First, we took their CAD model of the oven and prepared its simulation by removing some of the manufacturing-level detail to make for a more efficient for simulation without sacrificing the accuracy of the model. Next, we simulated the original design and confirmed that the computer model predicted the same behavior that was seen in the actual oven at the end user’s site. Simulation resulted in airflow patterns that confirmed the belt was restricting the flow upward which was causing the uneven heating of the end-user’s product.
We then simulated several what-if scenarios. We looked at various combinations of fan speeds and conveyor belt mesh patterns over the course of a couple of weeks and were able to determine the best combination. Our customer was able to move forward with implementing the change with confidence. As an added bonus, simulations revealed some unexpected air flow patterns in the oven and we were able to explain exactly why those patterns were occurring. Their engineers are now considering modifications to future ovens to improve performance and efficiency. Ultimately, the oven manufacturer saved valuable time and was able to modify their oven quickly and make their customer happy.
Figure 3: Above are images of air velocity within the oven. Red is for higher velocities, blue shows lower velocities. The image on the left reflects the original design that did not allow enough air through the mesh conveyor. The red circle highlights the low velocity region that translates to insufficient heating. After multiple simulations of possible fans and belt types, an improved design was determined via CFD simulations that allowed just the right amount of heated air to reach the product.
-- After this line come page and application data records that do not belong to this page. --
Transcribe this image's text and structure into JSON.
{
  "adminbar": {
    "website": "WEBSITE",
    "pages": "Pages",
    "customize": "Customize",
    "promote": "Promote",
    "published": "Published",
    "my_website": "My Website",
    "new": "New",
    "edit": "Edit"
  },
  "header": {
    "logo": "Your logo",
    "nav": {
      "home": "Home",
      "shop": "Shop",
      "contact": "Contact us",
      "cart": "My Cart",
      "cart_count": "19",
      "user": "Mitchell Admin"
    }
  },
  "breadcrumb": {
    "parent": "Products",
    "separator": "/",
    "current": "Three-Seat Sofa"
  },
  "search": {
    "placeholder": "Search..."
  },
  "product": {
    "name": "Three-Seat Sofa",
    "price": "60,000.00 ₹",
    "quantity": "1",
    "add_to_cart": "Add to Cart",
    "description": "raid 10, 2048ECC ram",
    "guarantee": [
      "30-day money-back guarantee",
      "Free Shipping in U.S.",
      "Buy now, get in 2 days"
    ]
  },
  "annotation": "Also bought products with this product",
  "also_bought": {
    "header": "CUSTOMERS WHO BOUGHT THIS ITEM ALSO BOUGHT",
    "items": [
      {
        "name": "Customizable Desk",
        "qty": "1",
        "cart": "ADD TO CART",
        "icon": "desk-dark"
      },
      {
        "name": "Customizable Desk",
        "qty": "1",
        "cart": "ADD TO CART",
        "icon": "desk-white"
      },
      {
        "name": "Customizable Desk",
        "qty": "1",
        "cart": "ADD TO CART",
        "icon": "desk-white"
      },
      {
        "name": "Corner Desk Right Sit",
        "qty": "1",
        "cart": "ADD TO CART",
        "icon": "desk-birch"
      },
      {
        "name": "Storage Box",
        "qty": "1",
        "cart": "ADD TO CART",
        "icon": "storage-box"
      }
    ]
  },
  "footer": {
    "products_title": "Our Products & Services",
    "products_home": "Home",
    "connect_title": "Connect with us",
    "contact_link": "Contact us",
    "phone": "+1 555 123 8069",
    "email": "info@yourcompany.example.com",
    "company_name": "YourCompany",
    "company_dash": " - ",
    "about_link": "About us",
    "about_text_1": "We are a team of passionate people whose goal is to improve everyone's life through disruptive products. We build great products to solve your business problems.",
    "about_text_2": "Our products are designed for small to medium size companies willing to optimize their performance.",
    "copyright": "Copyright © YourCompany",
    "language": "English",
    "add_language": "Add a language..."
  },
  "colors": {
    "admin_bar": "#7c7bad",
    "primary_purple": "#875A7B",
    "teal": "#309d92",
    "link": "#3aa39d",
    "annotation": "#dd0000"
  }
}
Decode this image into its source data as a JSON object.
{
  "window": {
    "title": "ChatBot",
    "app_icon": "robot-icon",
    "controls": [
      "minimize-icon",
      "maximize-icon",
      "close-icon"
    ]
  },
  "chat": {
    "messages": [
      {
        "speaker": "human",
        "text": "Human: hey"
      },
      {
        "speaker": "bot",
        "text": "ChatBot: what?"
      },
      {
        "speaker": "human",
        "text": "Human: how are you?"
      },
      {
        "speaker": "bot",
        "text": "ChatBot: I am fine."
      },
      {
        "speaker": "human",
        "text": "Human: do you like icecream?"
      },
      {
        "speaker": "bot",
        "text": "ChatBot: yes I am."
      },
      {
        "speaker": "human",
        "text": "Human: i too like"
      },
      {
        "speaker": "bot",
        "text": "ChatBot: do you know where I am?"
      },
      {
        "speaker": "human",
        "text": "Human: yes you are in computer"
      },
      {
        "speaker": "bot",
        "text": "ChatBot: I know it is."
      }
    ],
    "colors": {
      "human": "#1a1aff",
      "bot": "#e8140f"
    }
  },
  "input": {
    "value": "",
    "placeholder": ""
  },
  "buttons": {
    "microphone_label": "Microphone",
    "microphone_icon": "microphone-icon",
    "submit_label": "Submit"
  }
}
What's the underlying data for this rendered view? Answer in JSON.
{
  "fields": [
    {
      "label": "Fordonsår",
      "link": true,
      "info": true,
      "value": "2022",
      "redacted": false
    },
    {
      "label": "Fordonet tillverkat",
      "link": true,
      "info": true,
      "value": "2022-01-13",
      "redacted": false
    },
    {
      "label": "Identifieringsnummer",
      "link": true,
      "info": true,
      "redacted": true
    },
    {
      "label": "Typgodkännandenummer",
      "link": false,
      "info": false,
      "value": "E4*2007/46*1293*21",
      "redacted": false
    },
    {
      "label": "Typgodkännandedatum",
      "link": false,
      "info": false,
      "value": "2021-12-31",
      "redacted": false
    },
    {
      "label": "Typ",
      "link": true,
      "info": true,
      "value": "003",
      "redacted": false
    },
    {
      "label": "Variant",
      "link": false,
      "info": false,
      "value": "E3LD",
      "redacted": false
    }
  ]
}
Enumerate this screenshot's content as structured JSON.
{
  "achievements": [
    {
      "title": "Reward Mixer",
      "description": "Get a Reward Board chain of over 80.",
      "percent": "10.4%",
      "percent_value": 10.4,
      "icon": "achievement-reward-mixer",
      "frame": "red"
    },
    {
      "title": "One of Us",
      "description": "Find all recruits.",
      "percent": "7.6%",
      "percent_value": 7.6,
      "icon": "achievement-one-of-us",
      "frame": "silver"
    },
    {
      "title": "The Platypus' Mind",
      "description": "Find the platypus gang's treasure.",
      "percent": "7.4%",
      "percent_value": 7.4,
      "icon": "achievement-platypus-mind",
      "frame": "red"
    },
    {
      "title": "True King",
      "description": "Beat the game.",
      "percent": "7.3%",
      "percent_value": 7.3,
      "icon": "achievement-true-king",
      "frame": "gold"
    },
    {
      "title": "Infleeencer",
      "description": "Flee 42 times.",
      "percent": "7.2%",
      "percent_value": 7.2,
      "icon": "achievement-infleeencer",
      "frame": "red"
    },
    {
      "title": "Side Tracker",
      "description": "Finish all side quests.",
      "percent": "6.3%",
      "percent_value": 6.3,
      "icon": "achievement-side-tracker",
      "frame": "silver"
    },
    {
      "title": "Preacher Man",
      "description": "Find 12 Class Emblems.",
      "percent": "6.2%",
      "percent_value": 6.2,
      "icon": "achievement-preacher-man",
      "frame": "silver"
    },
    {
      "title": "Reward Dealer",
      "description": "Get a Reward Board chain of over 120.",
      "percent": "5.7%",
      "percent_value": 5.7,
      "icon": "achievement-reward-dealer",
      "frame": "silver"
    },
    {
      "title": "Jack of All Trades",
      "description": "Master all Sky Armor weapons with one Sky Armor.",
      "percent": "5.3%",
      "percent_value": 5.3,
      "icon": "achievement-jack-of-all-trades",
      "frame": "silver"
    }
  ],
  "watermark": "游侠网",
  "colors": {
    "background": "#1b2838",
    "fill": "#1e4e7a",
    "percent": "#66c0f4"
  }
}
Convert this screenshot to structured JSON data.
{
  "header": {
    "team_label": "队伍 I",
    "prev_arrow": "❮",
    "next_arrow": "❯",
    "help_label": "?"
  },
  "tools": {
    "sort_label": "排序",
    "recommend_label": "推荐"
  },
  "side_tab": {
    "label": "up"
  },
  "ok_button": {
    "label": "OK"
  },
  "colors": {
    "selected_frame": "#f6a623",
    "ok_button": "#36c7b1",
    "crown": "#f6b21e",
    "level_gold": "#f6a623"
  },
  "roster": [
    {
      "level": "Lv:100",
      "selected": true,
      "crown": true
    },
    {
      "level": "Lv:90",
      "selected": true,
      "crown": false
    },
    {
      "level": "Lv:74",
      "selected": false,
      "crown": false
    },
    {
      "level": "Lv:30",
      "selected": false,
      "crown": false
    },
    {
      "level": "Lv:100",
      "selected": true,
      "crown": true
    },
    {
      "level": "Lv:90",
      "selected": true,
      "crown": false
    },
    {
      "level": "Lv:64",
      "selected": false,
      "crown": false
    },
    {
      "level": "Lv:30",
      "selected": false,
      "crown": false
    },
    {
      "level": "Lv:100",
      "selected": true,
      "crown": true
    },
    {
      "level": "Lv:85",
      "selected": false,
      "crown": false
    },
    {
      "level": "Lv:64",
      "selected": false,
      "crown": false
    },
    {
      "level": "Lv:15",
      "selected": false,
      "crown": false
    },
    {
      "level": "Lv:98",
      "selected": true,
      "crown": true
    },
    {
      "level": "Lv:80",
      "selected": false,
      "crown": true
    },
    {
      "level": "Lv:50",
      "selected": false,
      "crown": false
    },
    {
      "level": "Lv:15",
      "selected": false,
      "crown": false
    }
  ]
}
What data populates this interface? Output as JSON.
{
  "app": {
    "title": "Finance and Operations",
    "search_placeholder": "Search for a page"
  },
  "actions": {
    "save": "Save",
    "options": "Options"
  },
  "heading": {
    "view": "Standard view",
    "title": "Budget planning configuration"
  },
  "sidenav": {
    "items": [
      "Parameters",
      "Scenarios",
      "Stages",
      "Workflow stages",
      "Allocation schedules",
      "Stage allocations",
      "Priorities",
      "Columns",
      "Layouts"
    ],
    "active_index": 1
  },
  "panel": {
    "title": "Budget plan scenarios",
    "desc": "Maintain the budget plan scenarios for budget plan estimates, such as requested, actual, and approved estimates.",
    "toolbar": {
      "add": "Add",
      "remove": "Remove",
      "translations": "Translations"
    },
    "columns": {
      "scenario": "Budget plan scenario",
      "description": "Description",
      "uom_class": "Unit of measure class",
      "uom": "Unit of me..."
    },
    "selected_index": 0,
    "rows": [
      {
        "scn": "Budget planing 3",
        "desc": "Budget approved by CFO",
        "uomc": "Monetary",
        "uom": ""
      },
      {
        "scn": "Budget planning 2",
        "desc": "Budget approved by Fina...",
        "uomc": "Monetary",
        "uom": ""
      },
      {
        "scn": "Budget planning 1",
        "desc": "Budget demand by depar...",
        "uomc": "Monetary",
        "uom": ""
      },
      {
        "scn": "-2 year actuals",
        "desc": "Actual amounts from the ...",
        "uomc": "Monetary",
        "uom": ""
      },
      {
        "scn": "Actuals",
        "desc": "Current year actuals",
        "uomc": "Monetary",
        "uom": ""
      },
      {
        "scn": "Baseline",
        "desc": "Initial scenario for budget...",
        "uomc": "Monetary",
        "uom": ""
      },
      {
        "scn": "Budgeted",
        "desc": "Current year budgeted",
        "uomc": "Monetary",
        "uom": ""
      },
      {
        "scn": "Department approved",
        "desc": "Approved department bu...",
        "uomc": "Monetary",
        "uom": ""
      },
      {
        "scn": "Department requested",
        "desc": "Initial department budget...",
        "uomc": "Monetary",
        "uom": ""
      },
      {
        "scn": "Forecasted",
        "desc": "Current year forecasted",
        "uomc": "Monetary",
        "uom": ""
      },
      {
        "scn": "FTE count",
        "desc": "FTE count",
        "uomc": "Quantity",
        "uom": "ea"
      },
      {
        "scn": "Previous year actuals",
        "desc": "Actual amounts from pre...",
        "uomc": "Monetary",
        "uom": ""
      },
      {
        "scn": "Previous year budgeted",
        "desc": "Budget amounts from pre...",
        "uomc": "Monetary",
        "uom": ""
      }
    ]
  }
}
The red circle in the image on the right shows higher velocity air in that region and represents the desired performance.
TriMech’s Project Engineering Group is built to be an extension of our clients’ engineering departments to help with a sudden surge of engineering work or to provide the expertise that those clients may only need occasionally. The simulation engineers on the team have decades of experience working with a wide variety of industries. Naturally, we help clients at any stage in their design process, but we pride ourselves on being able to help organizations quickly address the unexpected. If you find yourself in a spot where you need to solve a design problem quickly – before or after it leaves the manufacturing floor – just let us know.
If you are interested in learning more about our Project Engineering Group and what our team can do for you, take a look at our infographic.